Member since:
2010-01-07

The Wright estate made a deal with the Smithsonian (the US's National Air and Space Museum): you can display a Wright flyer, and you don't say anything about any other aviation pioneers.


The deal was that the Smithsonian would get to display the 1903 Kitty Hawk Wright Flyer in exchange for being honest about the changes Glenn Curtiss made to the abortive Langley Aerodrome to get it into the air.

With Smithsonian approval, Glenn Curtiss extensively modified the Aerodrome and made a few short flights in it in 1914, as part of an unsuccessful attempt to bypass the Wright Brothers' patent on aircraft and to vindicate Langley. Based on these flights, the Smithsonian displayed the Aerodrome in its museum as the first heavier-than-air manned, powered aircraft "capable of flight." The dispute finally ended in 1942 when the Smithsonian published details of the Curtiss modifications to the Aerodrome and recanted its claims for the aircraft.


The Wrights' path to Kitty Hawk is well documented at every step along the way.

You cannot build an aircraft without understanding the problems of structural integrity, lift and dynamic control in three dimensions. It takes years of work to get that far and it leaves traces.

http://www.grc.nasa.gov/WWW/Wright/airplane/tunnel.html

Reply Parent Score: 6

jazman777 Member since:
2013-02-27

OK, more refined; the deal really is about establishing the Wright brothers as first in flight, bar none:

http://historybycontract.org/?cat=4

Reply Parent Score: 3

westlake Member since:
2010-01-07

OK, more refined; the deal really is about establishing the Wright brothers as first in flight, bar none


For a devastating critique of the claims made for Gustave Whitehead read on:

http://www.wright-brothers.org/History_Wing/History_of_the_Airplane...

Here is a sampling of how Popular Aviation naively re-told these tall tales in 1935.

1899 — "...in the Oakland suburb of Pittsburgh in the Spring of 1899, [a]…steam-driven model had carried him and his assistant a distance of almost a mile. Firemen…lent their assistance that time to start the machine, while the assistant fed charcoal to the flame which heated water in the ordinary kitchen boiler which they were using. …[A]s they went onward and upward, steered by Gustave Whitehead at the controls in the front, they exceeded the distance originally planned and found themselves headed for a three-story brick house. Afraid to attempt to swerve, there was but one hope, namely that they might clear the top of the house.
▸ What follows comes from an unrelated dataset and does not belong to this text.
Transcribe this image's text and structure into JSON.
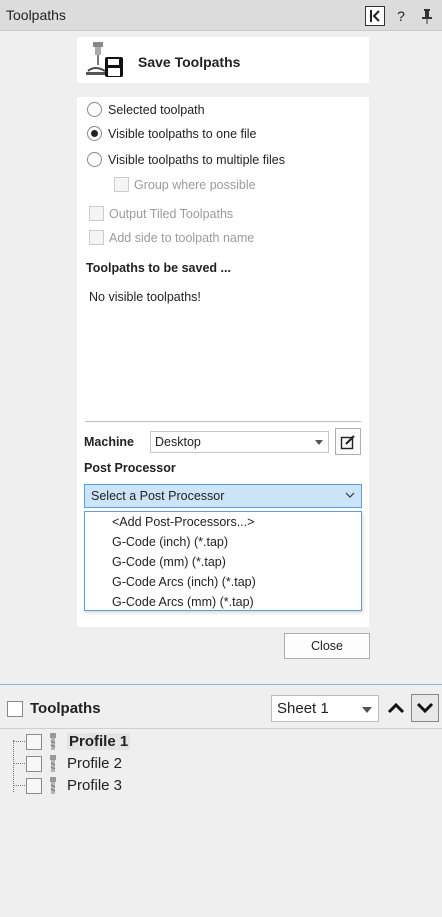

But they failed. Down fell the machine, all but demolished, while the agonized fireman in the back writhed with the pain of a scalded leg."

Reply Parent Score: 3